Things To Do This Week

To Do:

  • Transplant tomatoes to gallon pots
  • Transplant gallon tomatoes to larger greenhouse pots- my early girls will live in the green house this year
  • Transplant basil to planter pots
  • Weed west garden strip
  • Spread finished compost by cucumber seedlings
  • Feed and paper the large worm bin
  • Vacuum upstairs
  • Make yogurt
  • Pit and freeze bing cherries
  • Teach 1st grade lessons 10-14, plus review of first section
  • Library
  • Wash darks, whites, kids, and towels
  • Sew baby gifts
  • Order pictures and fill frames for family photo wall
I’m hoping to get all the garden transplanting done tomorrow!  The cherries and library and half the laundry are done already, plus two of the five lessons and the vacuuming.  Not such a bad list, right?
Have I mentioned my girls are fruit fiends?  I started them on the cherries- we pulled all the stems off our 3 pounds of bings, and started pitting them.  Wonder Boy needed his dinner, so I left them on the  kitchen floor with an assortment of bowls.  Pitting cherries is one of Ernie’s favorite kitchen tasks, so this wouldn’t be a problem at all!  Umm…so why were then 40 more pits and pitted cherries when I came back?  I’m pretty sure this isn’t going to fix Mimi’s explosive digestion issues, that’s for sure.
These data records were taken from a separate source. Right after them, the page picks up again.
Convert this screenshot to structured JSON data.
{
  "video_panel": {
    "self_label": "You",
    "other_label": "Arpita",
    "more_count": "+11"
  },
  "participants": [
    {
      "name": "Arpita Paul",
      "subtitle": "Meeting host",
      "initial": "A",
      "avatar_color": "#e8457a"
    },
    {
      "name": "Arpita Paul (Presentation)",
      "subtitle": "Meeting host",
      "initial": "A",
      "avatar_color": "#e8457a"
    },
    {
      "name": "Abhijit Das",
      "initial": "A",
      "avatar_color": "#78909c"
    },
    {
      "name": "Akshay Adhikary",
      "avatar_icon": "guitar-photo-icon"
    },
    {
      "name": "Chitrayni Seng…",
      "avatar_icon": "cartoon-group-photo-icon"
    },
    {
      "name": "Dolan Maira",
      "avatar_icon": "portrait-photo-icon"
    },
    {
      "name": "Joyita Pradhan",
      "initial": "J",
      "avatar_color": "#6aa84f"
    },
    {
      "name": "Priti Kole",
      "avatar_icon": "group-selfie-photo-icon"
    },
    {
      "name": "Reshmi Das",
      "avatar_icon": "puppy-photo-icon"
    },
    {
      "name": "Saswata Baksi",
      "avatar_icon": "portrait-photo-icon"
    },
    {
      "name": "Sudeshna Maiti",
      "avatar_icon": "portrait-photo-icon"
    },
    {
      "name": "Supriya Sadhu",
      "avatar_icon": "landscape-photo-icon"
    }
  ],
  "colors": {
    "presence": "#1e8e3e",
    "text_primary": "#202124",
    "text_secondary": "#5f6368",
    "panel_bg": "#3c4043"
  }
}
What’s Going on the Greenhouse? (Lesson Learned)

I am over the moon excited about this greenhouse in my backyard.  Unfortunately, when the greenhouse was built, I didn’t become instantly endowed with fantastic “greenhouse gardening” knowledge, and I’m learning my lessons this Spring.

For example, if you put seeds in trays of “seed starting mix” and wait for them to sprout, and then wait for their first true leaves, and then wait for those leaves to get a little bigger (or even unfurl) you will wait a long, long time.

These tomatoes have looked like this for roughly two months.  Guess how much of that time I spent waiting for them before I transplanted what I needed into actual dirt?  Yeah, about a month and a half.

tomato sprouts in the greenhouse

Luckily, LOOK at this tomato start!   Already in it’s second pot, just a few weeks after transplanting the sproutlet.

tomato starts in the greenhouse

Let’s get another before and after.

Basil sprouts:

sprouted basil in the green house

Basil transplanted (do you think 43 basil plants is enough?)  You can see which ones got a few weeks head start.  I normally don’t get out for gardening until the baby goes to sleep at night.  If he’s in his crib before the sun goes down, I get to play in the dirt!

basil starts in the greenhouse

The ground cherries are chugging along- I have a twisted history with ground cherries that once found me with 23 tomatillo plants in my yard. A bad case of mistaken identity. This might be the year I find out what they taste like!

ground cherry starts in the greenhouse

Speaking of tomatillos, they’re going crazy- if it stays warm next week, I’m transplanting them before they do themselves harm.

tomatillo starts in the greenhouse